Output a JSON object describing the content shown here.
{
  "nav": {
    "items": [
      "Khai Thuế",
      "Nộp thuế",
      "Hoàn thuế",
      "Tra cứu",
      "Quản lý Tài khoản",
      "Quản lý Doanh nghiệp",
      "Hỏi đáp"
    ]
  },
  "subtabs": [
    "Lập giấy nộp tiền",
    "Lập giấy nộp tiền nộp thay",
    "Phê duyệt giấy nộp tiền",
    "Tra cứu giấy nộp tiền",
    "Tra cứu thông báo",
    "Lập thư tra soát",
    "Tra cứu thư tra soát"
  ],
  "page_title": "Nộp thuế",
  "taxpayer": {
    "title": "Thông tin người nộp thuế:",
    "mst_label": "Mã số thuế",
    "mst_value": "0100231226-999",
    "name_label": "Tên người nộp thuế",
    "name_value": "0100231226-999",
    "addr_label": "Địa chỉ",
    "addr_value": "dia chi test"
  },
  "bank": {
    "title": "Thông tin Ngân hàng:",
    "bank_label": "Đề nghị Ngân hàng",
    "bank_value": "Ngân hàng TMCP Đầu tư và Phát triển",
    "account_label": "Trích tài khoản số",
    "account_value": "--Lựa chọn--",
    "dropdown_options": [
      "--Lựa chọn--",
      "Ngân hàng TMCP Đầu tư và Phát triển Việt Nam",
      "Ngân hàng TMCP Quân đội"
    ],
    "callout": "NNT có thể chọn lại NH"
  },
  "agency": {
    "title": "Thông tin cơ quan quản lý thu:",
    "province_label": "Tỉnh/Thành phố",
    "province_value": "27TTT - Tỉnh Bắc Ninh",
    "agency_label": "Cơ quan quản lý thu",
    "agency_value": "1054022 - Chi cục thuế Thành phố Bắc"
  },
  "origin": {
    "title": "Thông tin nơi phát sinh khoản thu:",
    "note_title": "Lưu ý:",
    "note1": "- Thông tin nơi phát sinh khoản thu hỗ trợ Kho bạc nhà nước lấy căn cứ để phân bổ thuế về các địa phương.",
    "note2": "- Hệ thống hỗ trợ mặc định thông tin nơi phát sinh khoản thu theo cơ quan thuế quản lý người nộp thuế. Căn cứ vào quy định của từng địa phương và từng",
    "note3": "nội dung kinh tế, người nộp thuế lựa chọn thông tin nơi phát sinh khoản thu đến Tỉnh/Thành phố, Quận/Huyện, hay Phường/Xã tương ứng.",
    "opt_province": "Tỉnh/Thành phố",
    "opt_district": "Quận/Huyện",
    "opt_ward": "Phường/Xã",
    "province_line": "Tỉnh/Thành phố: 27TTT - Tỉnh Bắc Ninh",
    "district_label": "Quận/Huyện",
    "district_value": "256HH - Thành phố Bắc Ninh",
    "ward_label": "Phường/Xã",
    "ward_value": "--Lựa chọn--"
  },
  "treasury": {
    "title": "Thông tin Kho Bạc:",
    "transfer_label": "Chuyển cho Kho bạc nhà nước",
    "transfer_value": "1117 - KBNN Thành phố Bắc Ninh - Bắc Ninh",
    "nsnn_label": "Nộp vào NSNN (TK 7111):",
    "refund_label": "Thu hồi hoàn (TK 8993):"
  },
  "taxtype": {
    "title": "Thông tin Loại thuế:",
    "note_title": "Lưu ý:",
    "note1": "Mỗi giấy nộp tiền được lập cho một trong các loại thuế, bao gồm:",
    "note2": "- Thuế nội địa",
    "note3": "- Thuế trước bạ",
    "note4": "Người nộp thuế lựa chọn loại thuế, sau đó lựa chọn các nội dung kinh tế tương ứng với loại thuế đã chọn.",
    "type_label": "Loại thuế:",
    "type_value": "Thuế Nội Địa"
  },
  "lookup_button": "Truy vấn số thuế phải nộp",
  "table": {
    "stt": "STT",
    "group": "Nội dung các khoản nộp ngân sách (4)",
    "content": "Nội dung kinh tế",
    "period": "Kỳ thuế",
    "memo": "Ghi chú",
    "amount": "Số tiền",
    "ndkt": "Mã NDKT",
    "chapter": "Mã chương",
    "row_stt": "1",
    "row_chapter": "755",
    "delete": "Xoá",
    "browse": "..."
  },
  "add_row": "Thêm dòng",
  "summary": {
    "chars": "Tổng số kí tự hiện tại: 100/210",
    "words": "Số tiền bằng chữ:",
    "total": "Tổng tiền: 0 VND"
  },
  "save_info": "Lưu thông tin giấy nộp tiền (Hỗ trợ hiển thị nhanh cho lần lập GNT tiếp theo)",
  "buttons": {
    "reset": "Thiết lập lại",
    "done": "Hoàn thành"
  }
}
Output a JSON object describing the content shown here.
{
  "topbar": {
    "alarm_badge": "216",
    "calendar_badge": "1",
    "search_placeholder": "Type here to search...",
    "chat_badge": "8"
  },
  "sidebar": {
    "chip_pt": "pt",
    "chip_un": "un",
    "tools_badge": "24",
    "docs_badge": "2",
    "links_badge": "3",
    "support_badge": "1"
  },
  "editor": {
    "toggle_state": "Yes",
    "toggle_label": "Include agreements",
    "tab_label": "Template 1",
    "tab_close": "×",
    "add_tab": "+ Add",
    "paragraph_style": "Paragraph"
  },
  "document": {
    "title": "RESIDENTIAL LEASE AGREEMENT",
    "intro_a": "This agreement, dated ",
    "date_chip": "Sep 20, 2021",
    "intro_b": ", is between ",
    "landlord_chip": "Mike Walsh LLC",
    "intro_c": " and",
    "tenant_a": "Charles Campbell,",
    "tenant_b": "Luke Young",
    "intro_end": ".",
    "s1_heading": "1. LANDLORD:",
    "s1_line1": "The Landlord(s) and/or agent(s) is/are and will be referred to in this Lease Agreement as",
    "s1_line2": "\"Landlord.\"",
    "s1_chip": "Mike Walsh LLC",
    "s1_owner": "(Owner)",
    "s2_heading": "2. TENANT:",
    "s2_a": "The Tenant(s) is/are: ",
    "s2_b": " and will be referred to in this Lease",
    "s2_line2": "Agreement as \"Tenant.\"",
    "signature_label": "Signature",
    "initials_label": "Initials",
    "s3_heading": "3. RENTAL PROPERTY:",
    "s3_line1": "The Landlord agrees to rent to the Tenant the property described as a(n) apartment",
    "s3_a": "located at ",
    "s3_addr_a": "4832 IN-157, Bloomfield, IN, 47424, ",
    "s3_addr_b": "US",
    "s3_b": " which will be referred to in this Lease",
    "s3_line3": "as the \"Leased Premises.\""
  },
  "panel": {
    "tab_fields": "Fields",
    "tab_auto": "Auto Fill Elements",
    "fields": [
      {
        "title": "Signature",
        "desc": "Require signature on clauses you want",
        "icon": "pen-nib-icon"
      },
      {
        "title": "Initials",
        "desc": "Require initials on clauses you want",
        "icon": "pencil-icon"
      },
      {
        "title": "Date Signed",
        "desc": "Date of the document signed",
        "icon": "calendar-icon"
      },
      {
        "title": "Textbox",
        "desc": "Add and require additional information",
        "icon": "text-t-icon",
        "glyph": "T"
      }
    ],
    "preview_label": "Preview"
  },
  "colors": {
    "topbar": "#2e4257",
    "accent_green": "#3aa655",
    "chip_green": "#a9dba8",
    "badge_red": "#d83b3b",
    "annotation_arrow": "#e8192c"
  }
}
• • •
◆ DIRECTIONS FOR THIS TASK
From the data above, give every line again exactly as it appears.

◆ EXERCISE SOLUTION
Output a JSON object describing the content shown here.
{
  "nav": {
    "items": [
      "Khai Thuế",
      "Nộp thuế",
      "Hoàn thuế",
      "Tra cứu",
      "Quản lý Tài khoản",
      "Quản lý Doanh nghiệp",
      "Hỏi đáp"
    ]
  },
  "subtabs": [
    "Lập giấy nộp tiền",
    "Lập giấy nộp tiền nộp thay",
    "Phê duyệt giấy nộp tiền",
    "Tra cứu giấy nộp tiền",
    "Tra cứu thông báo",
    "Lập thư tra soát",
    "Tra cứu thư tra soát"
  ],
  "page_title": "Nộp thuế",
  "taxpayer": {
    "title": "Thông tin người nộp thuế:",
    "mst_label": "Mã số thuế",
    "mst_value": "0100231226-999",
    "name_label": "Tên người nộp thuế",
    "name_value": "0100231226-999",
    "addr_label": "Địa chỉ",
    "addr_value": "dia chi test"
  },
  "bank": {
    "title": "Thông tin Ngân hàng:",
    "bank_label": "Đề nghị Ngân hàng",
    "bank_value": "Ngân hàng TMCP Đầu tư và Phát triển",
    "account_label": "Trích tài khoản số",
    "account_value": "--Lựa chọn--",
    "dropdown_options": [
      "--Lựa chọn--",
      "Ngân hàng TMCP Đầu tư và Phát triển Việt Nam",
      "Ngân hàng TMCP Quân đội"
    ],
    "callout": "NNT có thể chọn lại NH"
  },
  "agency": {
    "title": "Thông tin cơ quan quản lý thu:",
    "province_label": "Tỉnh/Thành phố",
    "province_value": "27TTT - Tỉnh Bắc Ninh",
    "agency_label": "Cơ quan quản lý thu",
    "agency_value": "1054022 - Chi cục thuế Thành phố Bắc"
  },
  "origin": {
    "title": "Thông tin nơi phát sinh khoản thu:",
    "note_title": "Lưu ý:",
    "note1": "- Thông tin nơi phát sinh khoản thu hỗ trợ Kho bạc nhà nước lấy căn cứ để phân bổ thuế về các địa phương.",
    "note2": "- Hệ thống hỗ trợ mặc định thông tin nơi phát sinh khoản thu theo cơ quan thuế quản lý người nộp thuế. Căn cứ vào quy định của từng địa phương và từng",
    "note3": "nội dung kinh tế, người nộp thuế lựa chọn thông tin nơi phát sinh khoản thu đến Tỉnh/Thành phố, Quận/Huyện, hay Phường/Xã tương ứng.",
    "opt_province": "Tỉnh/Thành phố",
    "opt_district": "Quận/Huyện",
    "opt_ward": "Phường/Xã",
    "province_line": "Tỉnh/Thành phố: 27TTT - Tỉnh Bắc Ninh",
    "district_label": "Quận/Huyện",
    "district_value": "256HH - Thành phố Bắc Ninh",
    "ward_label": "Phường/Xã",
    "ward_value": "--Lựa chọn--"
  },
  "treasury": {
    "title": "Thông tin Kho Bạc:",
    "transfer_label": "Chuyển cho Kho bạc nhà nước",
    "transfer_value": "1117 - KBNN Thành phố Bắc Ninh - Bắc Ninh",
    "nsnn_label": "Nộp vào NSNN (TK 7111):",
    "refund_label": "Thu hồi hoàn (TK 8993):"
  },
  "taxtype": {
    "title": "Thông tin Loại thuế:",
    "note_title": "Lưu ý:",
    "note1": "Mỗi giấy nộp tiền được lập cho một trong các loại thuế, bao gồm:",
    "note2": "- Thuế nội địa",
    "note3": "- Thuế trước bạ",
    "note4": "Người nộp thuế lựa chọn loại thuế, sau đó lựa chọn các nội dung kinh tế tương ứng với loại thuế đã chọn.",
    "type_label": "Loại thuế:",
    "type_value": "Thuế Nội Địa"
  },
  "lookup_button": "Truy vấn số thuế phải nộp",
  "table": {
    "stt": "STT",
    "group": "Nội dung các khoản nộp ngân sách (4)",
    "content": "Nội dung kinh tế",
    "period": "Kỳ thuế",
    "memo": "Ghi chú",
    "amount": "Số tiền",
    "ndkt": "Mã NDKT",
    "chapter": "Mã chương",
    "row_stt": "1",
    "row_chapter": "755",
    "delete": "Xoá",
    "browse": "..."
  },
  "add_row": "Thêm dòng",
  "summary": {
    "chars": "Tổng số kí tự hiện tại: 100/210",
    "words": "Số tiền bằng chữ:",
    "total": "Tổng tiền: 0 VND"
  },
  "save_info": "Lưu thông tin giấy nộp tiền (Hỗ trợ hiển thị nhanh cho lần lập GNT tiếp theo)",
  "buttons": {
    "reset": "Thiết lập lại",
    "done": "Hoàn thành"
  }
}
Output a JSON object describing the content shown here.
{
  "topbar": {
    "alarm_badge": "216",
    "calendar_badge": "1",
    "search_placeholder": "Type here to search...",
    "chat_badge": "8"
  },
  "sidebar": {
    "chip_pt": "pt",
    "chip_un": "un",
    "tools_badge": "24",
    "docs_badge": "2",
    "links_badge": "3",
    "support_badge": "1"
  },
  "editor": {
    "toggle_state": "Yes",
    "toggle_label": "Include agreements",
    "tab_label": "Template 1",
    "tab_close": "×",
    "add_tab": "+ Add",
    "paragraph_style": "Paragraph"
  },
  "document": {
    "title": "RESIDENTIAL LEASE AGREEMENT",
    "intro_a": "This agreement, dated ",
    "date_chip": "Sep 20, 2021",
    "intro_b": ", is between ",
    "landlord_chip": "Mike Walsh LLC",
    "intro_c": " and",
    "tenant_a": "Charles Campbell,",
    "tenant_b": "Luke Young",
    "intro_end": ".",
    "s1_heading": "1. LANDLORD:",
    "s1_line1": "The Landlord(s) and/or agent(s) is/are and will be referred to in this Lease Agreement as",
    "s1_line2": "\"Landlord.\"",
    "s1_chip": "Mike Walsh LLC",
    "s1_owner": "(Owner)",
    "s2_heading": "2. TENANT:",
    "s2_a": "The Tenant(s) is/are: ",
    "s2_b": " and will be referred to in this Lease",
    "s2_line2": "Agreement as \"Tenant.\"",
    "signature_label": "Signature",
    "initials_label": "Initials",
    "s3_heading": "3. RENTAL PROPERTY:",
    "s3_line1": "The Landlord agrees to rent to the Tenant the property described as a(n) apartment",
    "s3_a": "located at ",
    "s3_addr_a": "4832 IN-157, Bloomfield, IN, 47424, ",
    "s3_addr_b": "US",
    "s3_b": " which will be referred to in this Lease",
    "s3_line3": "as the \"Leased Premises.\""
  },
  "panel": {
    "tab_fields": "Fields",
    "tab_auto": "Auto Fill Elements",
    "fields": [
      {
        "title": "Signature",
        "desc": "Require signature on clauses you want",
        "icon": "pen-nib-icon"
      },
      {
        "title": "Initials",
        "desc": "Require initials on clauses you want",
        "icon": "pencil-icon"
      },
      {
        "title": "Date Signed",
        "desc": "Date of the document signed",
        "icon": "calendar-icon"
      },
      {
        "title": "Textbox",
        "desc": "Add and require additional information",
        "icon": "text-t-icon",
        "glyph": "T"
      }
    ],
    "preview_label": "Preview"
  },
  "colors": {
    "topbar": "#2e4257",
    "accent_green": "#3aa655",
    "chip_green": "#a9dba8",
    "badge_red": "#d83b3b",
    "annotation_arrow": "#e8192c"
  }
}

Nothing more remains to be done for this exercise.